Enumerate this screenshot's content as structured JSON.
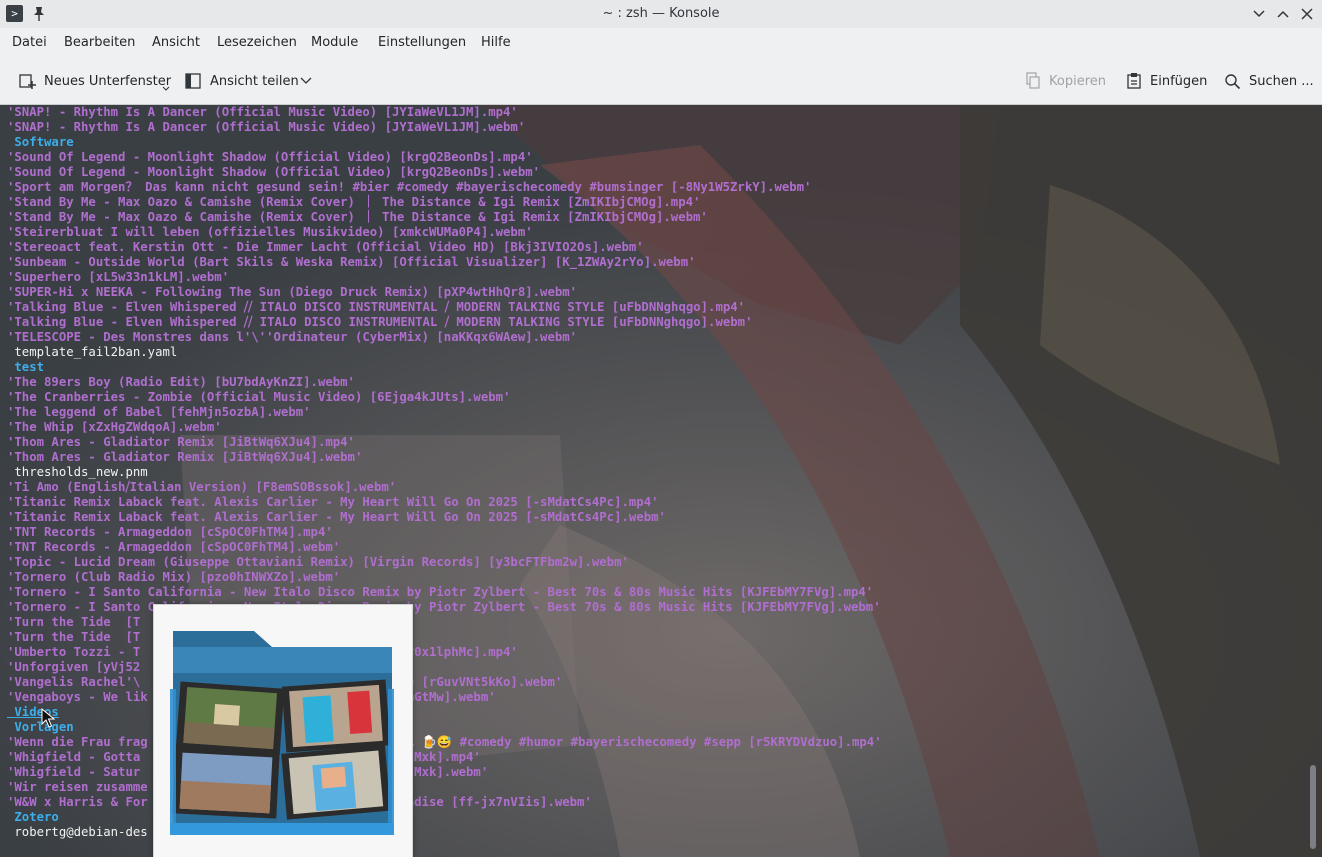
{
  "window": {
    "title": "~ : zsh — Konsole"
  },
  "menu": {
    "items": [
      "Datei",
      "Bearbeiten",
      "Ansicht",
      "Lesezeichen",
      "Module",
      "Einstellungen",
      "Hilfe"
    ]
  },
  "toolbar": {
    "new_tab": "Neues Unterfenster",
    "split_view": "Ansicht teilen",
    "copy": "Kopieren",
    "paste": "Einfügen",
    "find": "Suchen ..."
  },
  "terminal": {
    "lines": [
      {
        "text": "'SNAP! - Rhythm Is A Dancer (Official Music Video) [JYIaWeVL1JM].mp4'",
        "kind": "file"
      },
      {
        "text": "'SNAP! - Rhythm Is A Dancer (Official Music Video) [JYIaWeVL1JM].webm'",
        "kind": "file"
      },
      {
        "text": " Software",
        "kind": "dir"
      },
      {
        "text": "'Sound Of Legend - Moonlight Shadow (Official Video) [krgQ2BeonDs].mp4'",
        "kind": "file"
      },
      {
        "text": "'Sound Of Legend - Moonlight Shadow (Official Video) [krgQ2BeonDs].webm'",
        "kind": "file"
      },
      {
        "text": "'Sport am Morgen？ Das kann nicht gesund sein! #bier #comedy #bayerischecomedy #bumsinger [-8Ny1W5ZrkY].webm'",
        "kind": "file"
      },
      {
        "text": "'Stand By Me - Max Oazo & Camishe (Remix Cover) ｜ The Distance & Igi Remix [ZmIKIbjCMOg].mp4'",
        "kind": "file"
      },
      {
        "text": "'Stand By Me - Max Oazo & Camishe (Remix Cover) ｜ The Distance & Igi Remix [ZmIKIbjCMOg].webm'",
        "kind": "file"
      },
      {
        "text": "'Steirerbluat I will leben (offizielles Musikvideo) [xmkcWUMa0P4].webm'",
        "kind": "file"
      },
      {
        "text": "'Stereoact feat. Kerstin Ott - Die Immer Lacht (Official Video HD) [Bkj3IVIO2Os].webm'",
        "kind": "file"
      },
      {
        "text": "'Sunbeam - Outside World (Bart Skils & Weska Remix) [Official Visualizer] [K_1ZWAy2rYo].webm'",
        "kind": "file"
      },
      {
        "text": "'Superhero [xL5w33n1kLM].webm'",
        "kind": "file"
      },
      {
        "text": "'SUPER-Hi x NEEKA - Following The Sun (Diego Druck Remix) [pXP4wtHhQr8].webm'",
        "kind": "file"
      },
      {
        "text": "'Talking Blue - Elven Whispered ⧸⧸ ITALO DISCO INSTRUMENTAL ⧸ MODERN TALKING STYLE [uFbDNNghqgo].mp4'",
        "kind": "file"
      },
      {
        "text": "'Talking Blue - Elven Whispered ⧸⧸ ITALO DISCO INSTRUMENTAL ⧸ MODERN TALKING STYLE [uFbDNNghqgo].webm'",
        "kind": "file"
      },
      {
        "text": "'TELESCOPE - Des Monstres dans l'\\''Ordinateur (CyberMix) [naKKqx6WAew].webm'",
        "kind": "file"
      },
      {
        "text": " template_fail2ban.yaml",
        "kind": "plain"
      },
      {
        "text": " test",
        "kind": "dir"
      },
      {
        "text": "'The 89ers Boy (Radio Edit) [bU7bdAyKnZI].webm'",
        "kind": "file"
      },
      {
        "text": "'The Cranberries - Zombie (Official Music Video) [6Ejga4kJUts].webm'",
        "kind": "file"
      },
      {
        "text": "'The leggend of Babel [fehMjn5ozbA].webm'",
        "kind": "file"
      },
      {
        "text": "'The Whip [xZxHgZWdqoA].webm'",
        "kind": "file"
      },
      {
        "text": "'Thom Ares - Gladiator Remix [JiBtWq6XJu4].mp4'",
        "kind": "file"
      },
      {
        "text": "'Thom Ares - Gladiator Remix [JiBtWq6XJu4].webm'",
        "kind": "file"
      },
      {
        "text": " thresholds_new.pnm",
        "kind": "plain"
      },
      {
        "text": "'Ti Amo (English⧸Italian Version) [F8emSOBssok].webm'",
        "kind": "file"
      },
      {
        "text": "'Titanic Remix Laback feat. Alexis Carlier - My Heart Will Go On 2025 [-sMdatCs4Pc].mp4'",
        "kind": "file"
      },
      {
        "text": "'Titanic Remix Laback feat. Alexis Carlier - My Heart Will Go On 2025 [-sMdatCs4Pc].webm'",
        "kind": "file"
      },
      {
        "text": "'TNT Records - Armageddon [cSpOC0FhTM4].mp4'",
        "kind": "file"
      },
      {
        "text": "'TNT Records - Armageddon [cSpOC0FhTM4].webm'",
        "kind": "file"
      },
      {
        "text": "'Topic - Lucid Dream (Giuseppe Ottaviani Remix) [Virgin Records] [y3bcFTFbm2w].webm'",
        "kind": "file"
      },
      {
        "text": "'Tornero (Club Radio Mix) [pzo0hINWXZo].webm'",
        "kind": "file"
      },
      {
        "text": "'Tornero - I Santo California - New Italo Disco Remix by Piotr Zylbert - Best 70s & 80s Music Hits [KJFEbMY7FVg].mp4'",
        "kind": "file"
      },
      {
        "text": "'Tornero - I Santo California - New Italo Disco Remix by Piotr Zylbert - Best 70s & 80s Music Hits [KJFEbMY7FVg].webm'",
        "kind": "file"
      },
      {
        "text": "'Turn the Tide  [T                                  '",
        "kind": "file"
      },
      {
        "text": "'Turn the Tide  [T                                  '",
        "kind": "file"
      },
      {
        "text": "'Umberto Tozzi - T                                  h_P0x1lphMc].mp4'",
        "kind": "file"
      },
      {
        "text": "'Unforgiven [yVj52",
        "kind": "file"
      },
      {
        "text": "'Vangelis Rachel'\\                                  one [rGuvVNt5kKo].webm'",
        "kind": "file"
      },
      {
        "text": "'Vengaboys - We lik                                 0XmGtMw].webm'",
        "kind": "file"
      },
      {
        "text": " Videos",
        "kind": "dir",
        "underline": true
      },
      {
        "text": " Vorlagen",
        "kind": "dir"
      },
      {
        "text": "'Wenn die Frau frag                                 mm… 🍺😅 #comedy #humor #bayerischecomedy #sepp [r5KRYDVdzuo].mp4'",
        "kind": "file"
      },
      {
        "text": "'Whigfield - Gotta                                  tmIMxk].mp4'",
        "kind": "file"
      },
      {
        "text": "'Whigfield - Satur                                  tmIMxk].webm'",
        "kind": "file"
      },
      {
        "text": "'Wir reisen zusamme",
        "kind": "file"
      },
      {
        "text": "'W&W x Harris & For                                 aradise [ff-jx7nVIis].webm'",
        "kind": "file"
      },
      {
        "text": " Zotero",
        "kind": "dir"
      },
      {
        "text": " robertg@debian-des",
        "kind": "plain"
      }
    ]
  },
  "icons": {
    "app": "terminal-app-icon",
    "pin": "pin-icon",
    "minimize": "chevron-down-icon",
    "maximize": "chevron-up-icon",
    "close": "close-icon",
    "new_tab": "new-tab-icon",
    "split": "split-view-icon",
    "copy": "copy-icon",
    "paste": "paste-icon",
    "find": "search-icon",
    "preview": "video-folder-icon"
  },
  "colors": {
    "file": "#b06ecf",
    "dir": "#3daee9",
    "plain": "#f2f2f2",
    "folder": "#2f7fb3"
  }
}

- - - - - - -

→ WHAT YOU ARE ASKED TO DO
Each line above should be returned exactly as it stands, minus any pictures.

→ THE ANSWER
Enumerate this screenshot's content as structured JSON.
{
  "window": {
    "title": "~ : zsh — Konsole"
  },
  "menu": {
    "items": [
      "Datei",
      "Bearbeiten",
      "Ansicht",
      "Lesezeichen",
      "Module",
      "Einstellungen",
      "Hilfe"
    ]
  },
  "toolbar": {
    "new_tab": "Neues Unterfenster",
    "split_view": "Ansicht teilen",
    "copy": "Kopieren",
    "paste": "Einfügen",
    "find": "Suchen ..."
  },
  "terminal": {
    "lines": [
      {
        "text": "'SNAP! - Rhythm Is A Dancer (Official Music Video) [JYIaWeVL1JM].mp4'",
        "kind": "file"
      },
      {
        "text": "'SNAP! - Rhythm Is A Dancer (Official Music Video) [JYIaWeVL1JM].webm'",
        "kind": "file"
      },
      {
        "text": " Software",
        "kind": "dir"
      },
      {
        "text": "'Sound Of Legend - Moonlight Shadow (Official Video) [krgQ2BeonDs].mp4'",
        "kind": "file"
      },
      {
        "text": "'Sound Of Legend - Moonlight Shadow (Official Video) [krgQ2BeonDs].webm'",
        "kind": "file"
      },
      {
        "text": "'Sport am Morgen？ Das kann nicht gesund sein! #bier #comedy #bayerischecomedy #bumsinger [-8Ny1W5ZrkY].webm'",
        "kind": "file"
      },
      {
        "text": "'Stand By Me - Max Oazo & Camishe (Remix Cover) ｜ The Distance & Igi Remix [ZmIKIbjCMOg].mp4'",
        "kind": "file"
      },
      {
        "text": "'Stand By Me - Max Oazo & Camishe (Remix Cover) ｜ The Distance & Igi Remix [ZmIKIbjCMOg].webm'",
        "kind": "file"
      },
      {
        "text": "'Steirerbluat I will leben (offizielles Musikvideo) [xmkcWUMa0P4].webm'",
        "kind": "file"
      },
      {
        "text": "'Stereoact feat. Kerstin Ott - Die Immer Lacht (Official Video HD) [Bkj3IVIO2Os].webm'",
        "kind": "file"
      },
      {
        "text": "'Sunbeam - Outside World (Bart Skils & Weska Remix) [Official Visualizer] [K_1ZWAy2rYo].webm'",
        "kind": "file"
      },
      {
        "text": "'Superhero [xL5w33n1kLM].webm'",
        "kind": "file"
      },
      {
        "text": "'SUPER-Hi x NEEKA - Following The Sun (Diego Druck Remix) [pXP4wtHhQr8].webm'",
        "kind": "file"
      },
      {
        "text": "'Talking Blue - Elven Whispered ⧸⧸ ITALO DISCO INSTRUMENTAL ⧸ MODERN TALKING STYLE [uFbDNNghqgo].mp4'",
        "kind": "file"
      },
      {
        "text": "'Talking Blue - Elven Whispered ⧸⧸ ITALO DISCO INSTRUMENTAL ⧸ MODERN TALKING STYLE [uFbDNNghqgo].webm'",
        "kind": "file"
      },
      {
        "text": "'TELESCOPE - Des Monstres dans l'\\''Ordinateur (CyberMix) [naKKqx6WAew].webm'",
        "kind": "file"
      },
      {
        "text": " template_fail2ban.yaml",
        "kind": "plain"
      },
      {
        "text": " test",
        "kind": "dir"
      },
      {
        "text": "'The 89ers Boy (Radio Edit) [bU7bdAyKnZI].webm'",
        "kind": "file"
      },
      {
        "text": "'The Cranberries - Zombie (Official Music Video) [6Ejga4kJUts].webm'",
        "kind": "file"
      },
      {
        "text": "'The leggend of Babel [fehMjn5ozbA].webm'",
        "kind": "file"
      },
      {
        "text": "'The Whip [xZxHgZWdqoA].webm'",
        "kind": "file"
      },
      {
        "text": "'Thom Ares - Gladiator Remix [JiBtWq6XJu4].mp4'",
        "kind": "file"
      },
      {
        "text": "'Thom Ares - Gladiator Remix [JiBtWq6XJu4].webm'",
        "kind": "file"
      },
      {
        "text": " thresholds_new.pnm",
        "kind": "plain"
      },
      {
        "text": "'Ti Amo (English⧸Italian Version) [F8emSOBssok].webm'",
        "kind": "file"
      },
      {
        "text": "'Titanic Remix Laback feat. Alexis Carlier - My Heart Will Go On 2025 [-sMdatCs4Pc].mp4'",
        "kind": "file"
      },
      {
        "text": "'Titanic Remix Laback feat. Alexis Carlier - My Heart Will Go On 2025 [-sMdatCs4Pc].webm'",
        "kind": "file"
      },
      {
        "text": "'TNT Records - Armageddon [cSpOC0FhTM4].mp4'",
        "kind": "file"
      },
      {
        "text": "'TNT Records - Armageddon [cSpOC0FhTM4].webm'",
        "kind": "file"
      },
      {
        "text": "'Topic - Lucid Dream (Giuseppe Ottaviani Remix) [Virgin Records] [y3bcFTFbm2w].webm'",
        "kind": "file"
      },
      {
        "text": "'Tornero (Club Radio Mix) [pzo0hINWXZo].webm'",
        "kind": "file"
      },
      {
        "text": "'Tornero - I Santo California - New Italo Disco Remix by Piotr Zylbert - Best 70s & 80s Music Hits [KJFEbMY7FVg].mp4'",
        "kind": "file"
      },
      {
        "text": "'Tornero - I Santo California - New Italo Disco Remix by Piotr Zylbert - Best 70s & 80s Music Hits [KJFEbMY7FVg].webm'",
        "kind": "file"
      },
      {
        "text": "'Turn the Tide  [T                                  '",
        "kind": "file"
      },
      {
        "text": "'Turn the Tide  [T                                  '",
        "kind": "file"
      },
      {
        "text": "'Umberto Tozzi - T                                  h_P0x1lphMc].mp4'",
        "kind": "file"
      },
      {
        "text": "'Unforgiven [yVj52",
        "kind": "file"
      },
      {
        "text": "'Vangelis Rachel'\\                                  one [rGuvVNt5kKo].webm'",
        "kind": "file"
      },
      {
        "text": "'Vengaboys - We lik                                 0XmGtMw].webm'",
        "kind": "file"
      },
      {
        "text": " Videos",
        "kind": "dir",
        "underline": true
      },
      {
        "text": " Vorlagen",
        "kind": "dir"
      },
      {
        "text": "'Wenn die Frau frag                                 mm… 🍺😅 #comedy #humor #bayerischecomedy #sepp [r5KRYDVdzuo].mp4'",
        "kind": "file"
      },
      {
        "text": "'Whigfield - Gotta                                  tmIMxk].mp4'",
        "kind": "file"
      },
      {
        "text": "'Whigfield - Satur                                  tmIMxk].webm'",
        "kind": "file"
      },
      {
        "text": "'Wir reisen zusamme",
        "kind": "file"
      },
      {
        "text": "'W&W x Harris & For                                 aradise [ff-jx7nVIis].webm'",
        "kind": "file"
      },
      {
        "text": " Zotero",
        "kind": "dir"
      },
      {
        "text": " robertg@debian-des",
        "kind": "plain"
      }
    ]
  },
  "icons": {
    "app": "terminal-app-icon",
    "pin": "pin-icon",
    "minimize": "chevron-down-icon",
    "maximize": "chevron-up-icon",
    "close": "close-icon",
    "new_tab": "new-tab-icon",
    "split": "split-view-icon",
    "copy": "copy-icon",
    "paste": "paste-icon",
    "find": "search-icon",
    "preview": "video-folder-icon"
  },
  "colors": {
    "file": "#b06ecf",
    "dir": "#3daee9",
    "plain": "#f2f2f2",
    "folder": "#2f7fb3"
  }
}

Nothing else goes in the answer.